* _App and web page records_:
>>>

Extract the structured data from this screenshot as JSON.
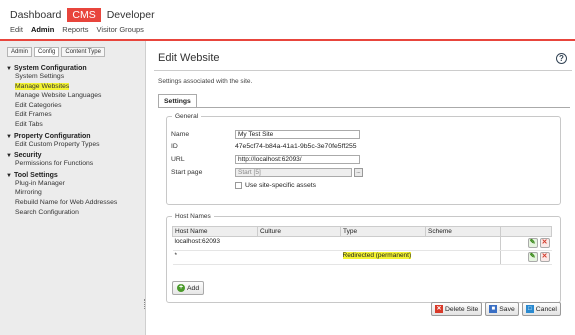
{
  "topnav": {
    "dashboard": "Dashboard",
    "cms": "CMS",
    "developer": "Developer"
  },
  "subnav": {
    "edit": "Edit",
    "admin": "Admin",
    "reports": "Reports",
    "visitor_groups": "Visitor Groups"
  },
  "sidebar": {
    "tabs": [
      "Admin",
      "Config",
      "Content Type"
    ],
    "groups": [
      {
        "title": "System Configuration",
        "items": [
          "System Settings",
          "Manage Websites",
          "Manage Website Languages",
          "Edit Categories",
          "Edit Frames",
          "Edit Tabs"
        ]
      },
      {
        "title": "Property Configuration",
        "items": [
          "Edit Custom Property Types"
        ]
      },
      {
        "title": "Security",
        "items": [
          "Permissions for Functions"
        ]
      },
      {
        "title": "Tool Settings",
        "items": [
          "Plug-in Manager",
          "Mirroring",
          "Rebuild Name for Web Addresses",
          "Search Configuration"
        ]
      }
    ]
  },
  "page": {
    "title": "Edit Website",
    "help": "?",
    "description": "Settings associated with the site.",
    "tab": "Settings"
  },
  "general": {
    "legend": "General",
    "name_label": "Name",
    "name_value": "My Test Site",
    "id_label": "ID",
    "id_value": "47e5cf74-b84a-41a1-9b5c-3e70fe5ff255",
    "url_label": "URL",
    "url_value": "http://localhost:62093/",
    "start_label": "Start page",
    "start_value": "Start [5]",
    "start_pick": "...",
    "site_assets_label": "Use site-specific assets"
  },
  "hosts": {
    "legend": "Host Names",
    "headers": [
      "Host Name",
      "Culture",
      "Type",
      "Scheme"
    ],
    "rows": [
      {
        "host": "localhost:62093",
        "culture": "",
        "type": "",
        "scheme": ""
      },
      {
        "host": "*",
        "culture": "",
        "type": "Redirected (permanent)",
        "scheme": ""
      }
    ],
    "add_label": "Add"
  },
  "actions": {
    "delete": "Delete Site",
    "save": "Save",
    "cancel": "Cancel"
  },
  "colors": {
    "accent": "#e8453c",
    "highlight": "#f4f432"
  }
}
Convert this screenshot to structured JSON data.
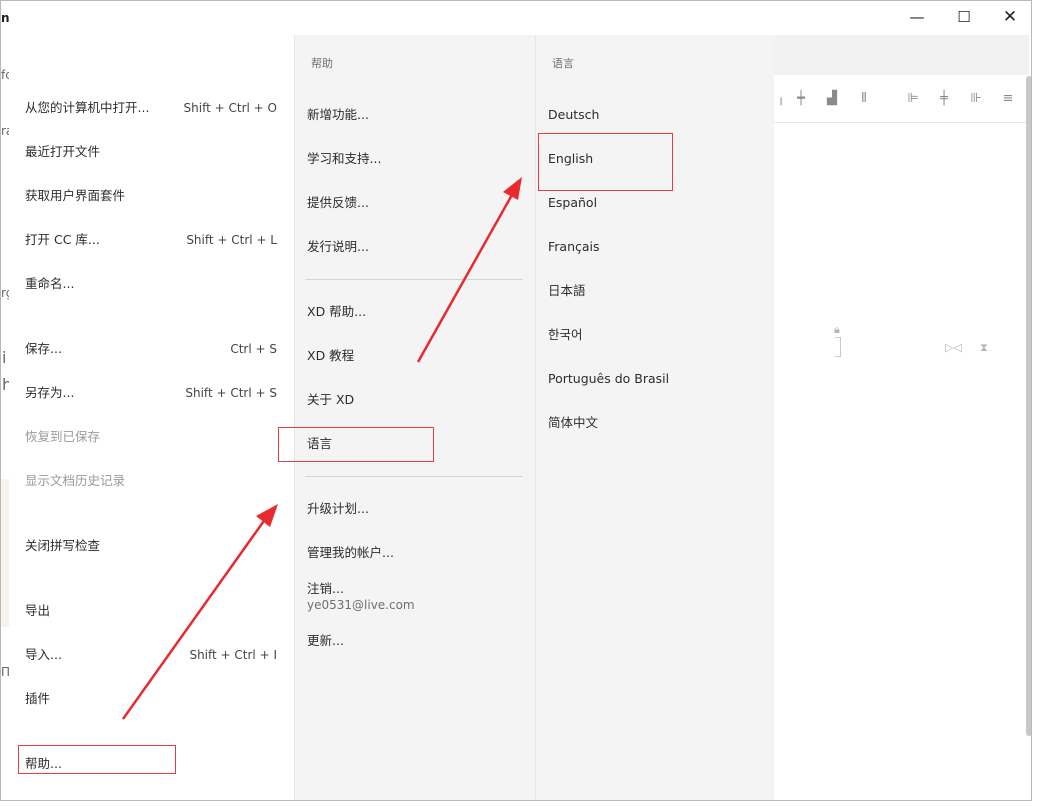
{
  "window": {
    "title_fragment": "n",
    "minimize_glyph": "—",
    "maximize_glyph": "☐",
    "close_glyph": "✕"
  },
  "background_fragments": [
    "fc",
    "ra",
    "rg",
    "i",
    "h",
    "/",
    "ct",
    "e",
    "Π"
  ],
  "file_menu": {
    "items": [
      {
        "label": "从您的计算机中打开...",
        "shortcut": "Shift + Ctrl + O",
        "enabled": true
      },
      {
        "label": "最近打开文件",
        "shortcut": "",
        "enabled": true
      },
      {
        "label": "获取用户界面套件",
        "shortcut": "",
        "enabled": true
      },
      {
        "label": "打开 CC 库...",
        "shortcut": "Shift + Ctrl + L",
        "enabled": true
      },
      {
        "label": "重命名...",
        "shortcut": "",
        "enabled": true
      },
      {
        "label": "保存...",
        "shortcut": "Ctrl + S",
        "enabled": true
      },
      {
        "label": "另存为...",
        "shortcut": "Shift + Ctrl + S",
        "enabled": true
      },
      {
        "label": "恢复到已保存",
        "shortcut": "",
        "enabled": false
      },
      {
        "label": "显示文档历史记录",
        "shortcut": "",
        "enabled": false
      },
      {
        "label": "关闭拼写检查",
        "shortcut": "",
        "enabled": true
      },
      {
        "label": "导出",
        "shortcut": "",
        "enabled": true
      },
      {
        "label": "导入...",
        "shortcut": "Shift + Ctrl + I",
        "enabled": true
      },
      {
        "label": "插件",
        "shortcut": "",
        "enabled": true
      },
      {
        "label": "帮助...",
        "shortcut": "",
        "enabled": true
      }
    ]
  },
  "help_menu": {
    "heading": "帮助",
    "items": [
      {
        "label": "新增功能..."
      },
      {
        "label": "学习和支持..."
      },
      {
        "label": "提供反馈..."
      },
      {
        "label": "发行说明..."
      },
      {
        "label": "XD 帮助..."
      },
      {
        "label": "XD 教程"
      },
      {
        "label": "关于 XD"
      },
      {
        "label": "语言"
      },
      {
        "label": "升级计划..."
      },
      {
        "label": "管理我的帐户..."
      },
      {
        "label": "注销...",
        "sublabel": "ye0531@live.com"
      },
      {
        "label": "更新..."
      }
    ]
  },
  "language_menu": {
    "heading": "语言",
    "items": [
      {
        "label": "Deutsch"
      },
      {
        "label": "English"
      },
      {
        "label": "Español"
      },
      {
        "label": "Français"
      },
      {
        "label": "日本語"
      },
      {
        "label": "한국어"
      },
      {
        "label": "Português do Brasil"
      },
      {
        "label": "简体中文"
      }
    ]
  },
  "annotations": {
    "highlight_color": "#e04040",
    "arrow_color": "#e8292e"
  },
  "colors": {
    "menu_bg": "#ffffff",
    "submenu_bg": "#f4f4f4",
    "disabled_text": "#9a9a9a"
  }
}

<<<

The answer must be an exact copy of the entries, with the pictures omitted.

Extract the structured data from this screenshot as JSON.
{
  "topnav": {
    "dashboard": "Dashboard",
    "cms": "CMS",
    "developer": "Developer"
  },
  "subnav": {
    "edit": "Edit",
    "admin": "Admin",
    "reports": "Reports",
    "visitor_groups": "Visitor Groups"
  },
  "sidebar": {
    "tabs": [
      "Admin",
      "Config",
      "Content Type"
    ],
    "groups": [
      {
        "title": "System Configuration",
        "items": [
          "System Settings",
          "Manage Websites",
          "Manage Website Languages",
          "Edit Categories",
          "Edit Frames",
          "Edit Tabs"
        ]
      },
      {
        "title": "Property Configuration",
        "items": [
          "Edit Custom Property Types"
        ]
      },
      {
        "title": "Security",
        "items": [
          "Permissions for Functions"
        ]
      },
      {
        "title": "Tool Settings",
        "items": [
          "Plug-in Manager",
          "Mirroring",
          "Rebuild Name for Web Addresses",
          "Search Configuration"
        ]
      }
    ]
  },
  "page": {
    "title": "Edit Website",
    "help": "?",
    "description": "Settings associated with the site.",
    "tab": "Settings"
  },
  "general": {
    "legend": "General",
    "name_label": "Name",
    "name_value": "My Test Site",
    "id_label": "ID",
    "id_value": "47e5cf74-b84a-41a1-9b5c-3e70fe5ff255",
    "url_label": "URL",
    "url_value": "http://localhost:62093/",
    "start_label": "Start page",
    "start_value": "Start [5]",
    "start_pick": "...",
    "site_assets_label": "Use site-specific assets"
  },
  "hosts": {
    "legend": "Host Names",
    "headers": [
      "Host Name",
      "Culture",
      "Type",
      "Scheme"
    ],
    "rows": [
      {
        "host": "localhost:62093",
        "culture": "",
        "type": "",
        "scheme": ""
      },
      {
        "host": "*",
        "culture": "",
        "type": "Redirected (permanent)",
        "scheme": ""
      }
    ],
    "add_label": "Add"
  },
  "actions": {
    "delete": "Delete Site",
    "save": "Save",
    "cancel": "Cancel"
  },
  "colors": {
    "accent": "#e8453c",
    "highlight": "#f4f432"
  }
}
Convert this screenshot to structured JSON data.
{
  "window": {
    "title_fragment": "n",
    "minimize_glyph": "—",
    "maximize_glyph": "☐",
    "close_glyph": "✕"
  },
  "background_fragments": [
    "fc",
    "ra",
    "rg",
    "i",
    "h",
    "/",
    "ct",
    "e",
    "Π"
  ],
  "file_menu": {
    "items": [
      {
        "label": "从您的计算机中打开...",
        "shortcut": "Shift + Ctrl + O",
        "enabled": true
      },
      {
        "label": "最近打开文件",
        "shortcut": "",
        "enabled": true
      },
      {
        "label": "获取用户界面套件",
        "shortcut": "",
        "enabled": true
      },
      {
        "label": "打开 CC 库...",
        "shortcut": "Shift + Ctrl + L",
        "enabled": true
      },
      {
        "label": "重命名...",
        "shortcut": "",
        "enabled": true
      },
      {
        "label": "保存...",
        "shortcut": "Ctrl + S",
        "enabled": true
      },
      {
        "label": "另存为...",
        "shortcut": "Shift + Ctrl + S",
        "enabled": true
      },
      {
        "label": "恢复到已保存",
        "shortcut": "",
        "enabled": false
      },
      {
        "label": "显示文档历史记录",
        "shortcut": "",
        "enabled": false
      },
      {
        "label": "关闭拼写检查",
        "shortcut": "",
        "enabled": true
      },
      {
        "label": "导出",
        "shortcut": "",
        "enabled": true
      },
      {
        "label": "导入...",
        "shortcut": "Shift + Ctrl + I",
        "enabled": true
      },
      {
        "label": "插件",
        "shortcut": "",
        "enabled": true
      },
      {
        "label": "帮助...",
        "shortcut": "",
        "enabled": true
      }
    ]
  },
  "help_menu": {
    "heading": "帮助",
    "items": [
      {
        "label": "新增功能..."
      },
      {
        "label": "学习和支持..."
      },
      {
        "label": "提供反馈..."
      },
      {
        "label": "发行说明..."
      },
      {
        "label": "XD 帮助..."
      },
      {
        "label": "XD 教程"
      },
      {
        "label": "关于 XD"
      },
      {
        "label": "语言"
      },
      {
        "label": "升级计划..."
      },
      {
        "label": "管理我的帐户..."
      },
      {
        "label": "注销...",
        "sublabel": "ye0531@live.com"
      },
      {
        "label": "更新..."
      }
    ]
  },
  "language_menu": {
    "heading": "语言",
    "items": [
      {
        "label": "Deutsch"
      },
      {
        "label": "English"
      },
      {
        "label": "Español"
      },
      {
        "label": "Français"
      },
      {
        "label": "日本語"
      },
      {
        "label": "한국어"
      },
      {
        "label": "Português do Brasil"
      },
      {
        "label": "简体中文"
      }
    ]
  },
  "annotations": {
    "highlight_color": "#e04040",
    "arrow_color": "#e8292e"
  },
  "colors": {
    "menu_bg": "#ffffff",
    "submenu_bg": "#f4f4f4",
    "disabled_text": "#9a9a9a"
  }
}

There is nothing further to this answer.